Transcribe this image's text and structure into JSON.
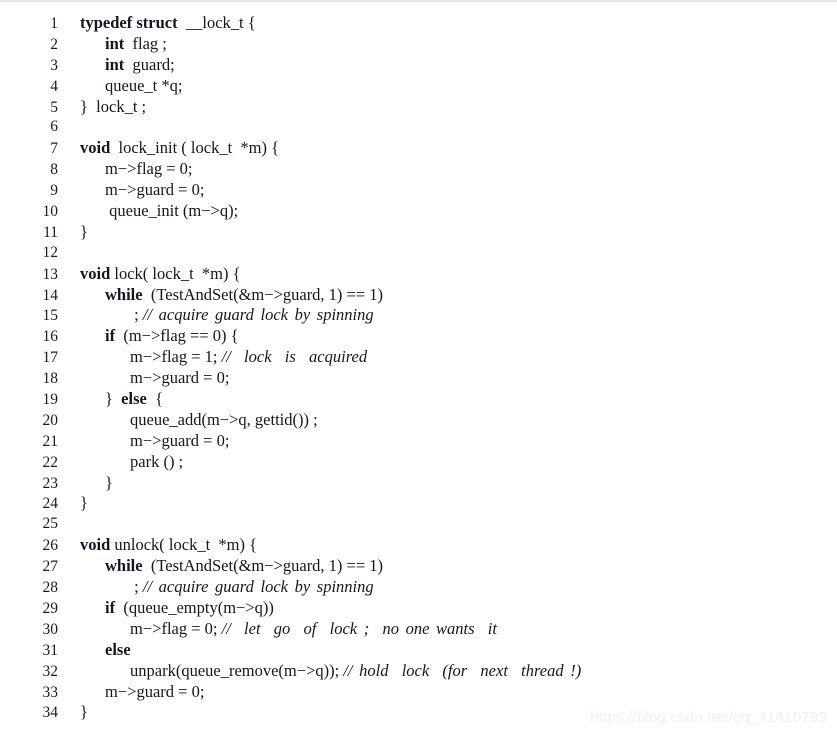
{
  "figure": {
    "kind": "code-listing",
    "language": "C",
    "line_count": 34,
    "watermark": "https://blog.csdn.net/qq_41410799"
  },
  "lines": [
    {
      "n": "1",
      "indent": 0,
      "parts": [
        {
          "t": "typedef struct",
          "s": "kw"
        },
        {
          "t": "  __lock_t {",
          "s": "plain"
        }
      ]
    },
    {
      "n": "2",
      "indent": 1,
      "parts": [
        {
          "t": "int",
          "s": "kw"
        },
        {
          "t": "  flag ;",
          "s": "plain"
        }
      ]
    },
    {
      "n": "3",
      "indent": 1,
      "parts": [
        {
          "t": "int",
          "s": "kw"
        },
        {
          "t": "  guard;",
          "s": "plain"
        }
      ]
    },
    {
      "n": "4",
      "indent": 1,
      "parts": [
        {
          "t": "queue_t *q;",
          "s": "plain"
        }
      ]
    },
    {
      "n": "5",
      "indent": 0,
      "parts": [
        {
          "t": "}  lock_t ;",
          "s": "plain"
        }
      ]
    },
    {
      "n": "6",
      "indent": 0,
      "parts": []
    },
    {
      "n": "7",
      "indent": 0,
      "parts": [
        {
          "t": "void",
          "s": "kw"
        },
        {
          "t": "  lock_init ( lock_t  *m) {",
          "s": "plain"
        }
      ]
    },
    {
      "n": "8",
      "indent": 1,
      "parts": [
        {
          "t": "m−>flag = 0;",
          "s": "plain"
        }
      ]
    },
    {
      "n": "9",
      "indent": 1,
      "parts": [
        {
          "t": "m−>guard = 0;",
          "s": "plain"
        }
      ]
    },
    {
      "n": "10",
      "indent": 1,
      "parts": [
        {
          "t": " queue_init (m−>q);",
          "s": "plain"
        }
      ]
    },
    {
      "n": "11",
      "indent": 0,
      "parts": [
        {
          "t": "}",
          "s": "plain"
        }
      ]
    },
    {
      "n": "12",
      "indent": 0,
      "parts": []
    },
    {
      "n": "13",
      "indent": 0,
      "parts": [
        {
          "t": "void",
          "s": "kw"
        },
        {
          "t": " lock( lock_t  *m) {",
          "s": "plain"
        }
      ]
    },
    {
      "n": "14",
      "indent": 1,
      "parts": [
        {
          "t": "while",
          "s": "kw"
        },
        {
          "t": "  (TestAndSet(&m−>guard, 1) == 1)",
          "s": "plain"
        }
      ]
    },
    {
      "n": "15",
      "indent": 2,
      "parts": [
        {
          "t": " ; ",
          "s": "plain"
        },
        {
          "t": "// acquire guard lock by spinning",
          "s": "cmt"
        }
      ]
    },
    {
      "n": "16",
      "indent": 1,
      "parts": [
        {
          "t": "if",
          "s": "kw"
        },
        {
          "t": "  (m−>flag == 0) {",
          "s": "plain"
        }
      ]
    },
    {
      "n": "17",
      "indent": 2,
      "parts": [
        {
          "t": "m−>flag = 1; ",
          "s": "plain"
        },
        {
          "t": "//  lock  is  acquired",
          "s": "cmt"
        }
      ]
    },
    {
      "n": "18",
      "indent": 2,
      "parts": [
        {
          "t": "m−>guard = 0;",
          "s": "plain"
        }
      ]
    },
    {
      "n": "19",
      "indent": 1,
      "parts": [
        {
          "t": "}  ",
          "s": "plain"
        },
        {
          "t": "else",
          "s": "kw"
        },
        {
          "t": "  {",
          "s": "plain"
        }
      ]
    },
    {
      "n": "20",
      "indent": 2,
      "parts": [
        {
          "t": "queue_add(m−>q, gettid()) ;",
          "s": "plain"
        }
      ]
    },
    {
      "n": "21",
      "indent": 2,
      "parts": [
        {
          "t": "m−>guard = 0;",
          "s": "plain"
        }
      ]
    },
    {
      "n": "22",
      "indent": 2,
      "parts": [
        {
          "t": "park () ;",
          "s": "plain"
        }
      ]
    },
    {
      "n": "23",
      "indent": 1,
      "parts": [
        {
          "t": "}",
          "s": "plain"
        }
      ]
    },
    {
      "n": "24",
      "indent": 0,
      "parts": [
        {
          "t": "}",
          "s": "plain"
        }
      ]
    },
    {
      "n": "25",
      "indent": 0,
      "parts": []
    },
    {
      "n": "26",
      "indent": 0,
      "parts": [
        {
          "t": "void",
          "s": "kw"
        },
        {
          "t": " unlock( lock_t  *m) {",
          "s": "plain"
        }
      ]
    },
    {
      "n": "27",
      "indent": 1,
      "parts": [
        {
          "t": "while",
          "s": "kw"
        },
        {
          "t": "  (TestAndSet(&m−>guard, 1) == 1)",
          "s": "plain"
        }
      ]
    },
    {
      "n": "28",
      "indent": 2,
      "parts": [
        {
          "t": " ; ",
          "s": "plain"
        },
        {
          "t": "// acquire guard lock by spinning",
          "s": "cmt"
        }
      ]
    },
    {
      "n": "29",
      "indent": 1,
      "parts": [
        {
          "t": "if",
          "s": "kw"
        },
        {
          "t": "  (queue_empty(m−>q))",
          "s": "plain"
        }
      ]
    },
    {
      "n": "30",
      "indent": 2,
      "parts": [
        {
          "t": "m−>flag = 0; ",
          "s": "plain"
        },
        {
          "t": "//  let  go  of  lock ;  no one wants  it",
          "s": "cmt"
        }
      ]
    },
    {
      "n": "31",
      "indent": 1,
      "parts": [
        {
          "t": "else",
          "s": "kw"
        }
      ]
    },
    {
      "n": "32",
      "indent": 2,
      "parts": [
        {
          "t": "unpark(queue_remove(m−>q)); ",
          "s": "plain"
        },
        {
          "t": "// hold  lock  (for  next  thread !)",
          "s": "cmt"
        }
      ]
    },
    {
      "n": "33",
      "indent": 1,
      "parts": [
        {
          "t": "m−>guard = 0;",
          "s": "plain"
        }
      ]
    },
    {
      "n": "34",
      "indent": 0,
      "parts": [
        {
          "t": "}",
          "s": "plain"
        }
      ]
    }
  ]
}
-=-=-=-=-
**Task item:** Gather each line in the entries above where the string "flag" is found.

**Answer box:**
          "t": "  flag ;",
          "t": "m−>flag = 0;",
          "t": "  (m−>flag == 0) {",
          "t": "m−>flag = 1; ",
          "t": "m−>flag = 0; ",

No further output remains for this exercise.